Resharper add-in idea - highlight IDisposable vars

[Update 18th July 2013]
@RobGibbens and Greg Hurlman picked up on this - Rob pointed out that there is an FxCop rule that can do this and Greg suggested a Visual Studio extension. I've had a quick look at the Visual Studio options and it looks like an "Editor Extension" is a good fit....hmmm, Project New, click...doh...dammit I really don't have time for this but it looks a fun little diversion! I'll update here if I get anything working.

[Original Post]
Had an interesting idea for a Visual Studio Resharper add-in the other day but don't have the time to implement it so thought I would put it out might already exist (and hopefully someone can point me in the right direction) or someone will build it (Darren Voisey where are you?!).

The idea is very simple really - when you have a variable for an object that implements IDisposable it gets highlighted or a tell-tale is displayed to let you know it should be disposed or should be wrapped in a using sta…

Geckoboard Countdown Widget v2

v2 is here, now with added colours! This time using the RAG Numbers widget to display your date countdown - as you get nearer the date the number will change from green to amber then red.

The new url is:!
Note 1: notice the new /rag/ path and the msg querystring param.
Note 2: the original v1 url still works

To use this on your Geckoboard add a new "Custom Widget/RAG Numbers" widget. By default the number will turn amber at 10 or less days to go and red at 3 or less days to go however you can change these with the querystring (see below).
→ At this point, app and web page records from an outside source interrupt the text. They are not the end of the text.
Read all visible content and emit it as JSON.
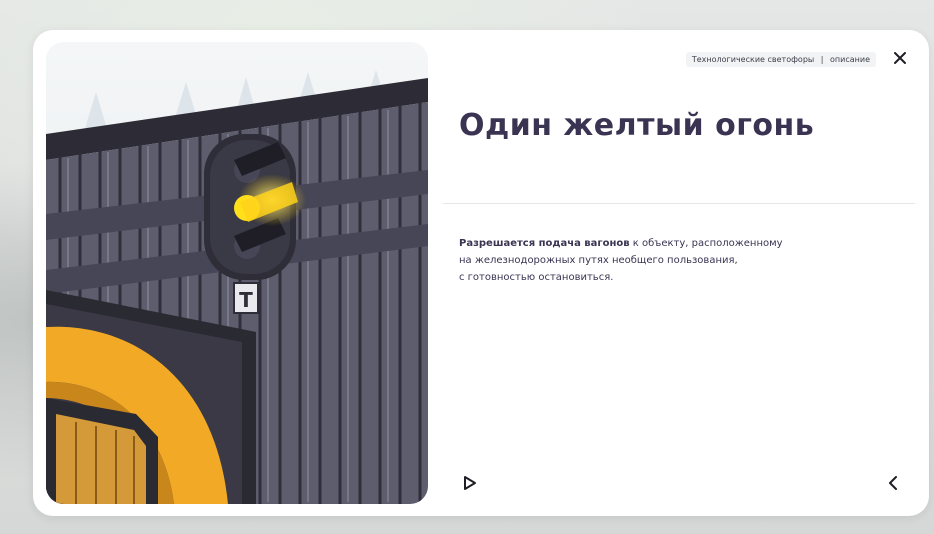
{
  "breadcrumb": {
    "section": "Технологические светофоры",
    "separator": "|",
    "page": "описание"
  },
  "icons": {
    "close": "close-icon",
    "play": "play-icon",
    "back": "arrow-left-icon"
  },
  "signal": {
    "plate_letter": "Т",
    "active_light": "yellow"
  },
  "content": {
    "title": "Один желтый огонь",
    "desc_bold": "Разрешается подача вагонов",
    "desc_rest": " к объекту, расположенному",
    "desc_line2": "на железнодорожных путях необщего пользования,",
    "desc_line3": "с готовностью остановиться."
  },
  "colors": {
    "title": "#3a3452",
    "signal_yellow": "#ffe01a",
    "door_orange": "#f2a925",
    "wall": "#5b5a6a"
  }
}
Required querystring params
date: "yyyy-mm-dd" format, this is the target date to countdown totz: timezone offset in hours from GMT that you are in. Can be negative if you are behind GMT
Optional querystring params
msg: the label that appears next to the number of days (remember to encode spaces as +). The default is "Days Remaining" if you…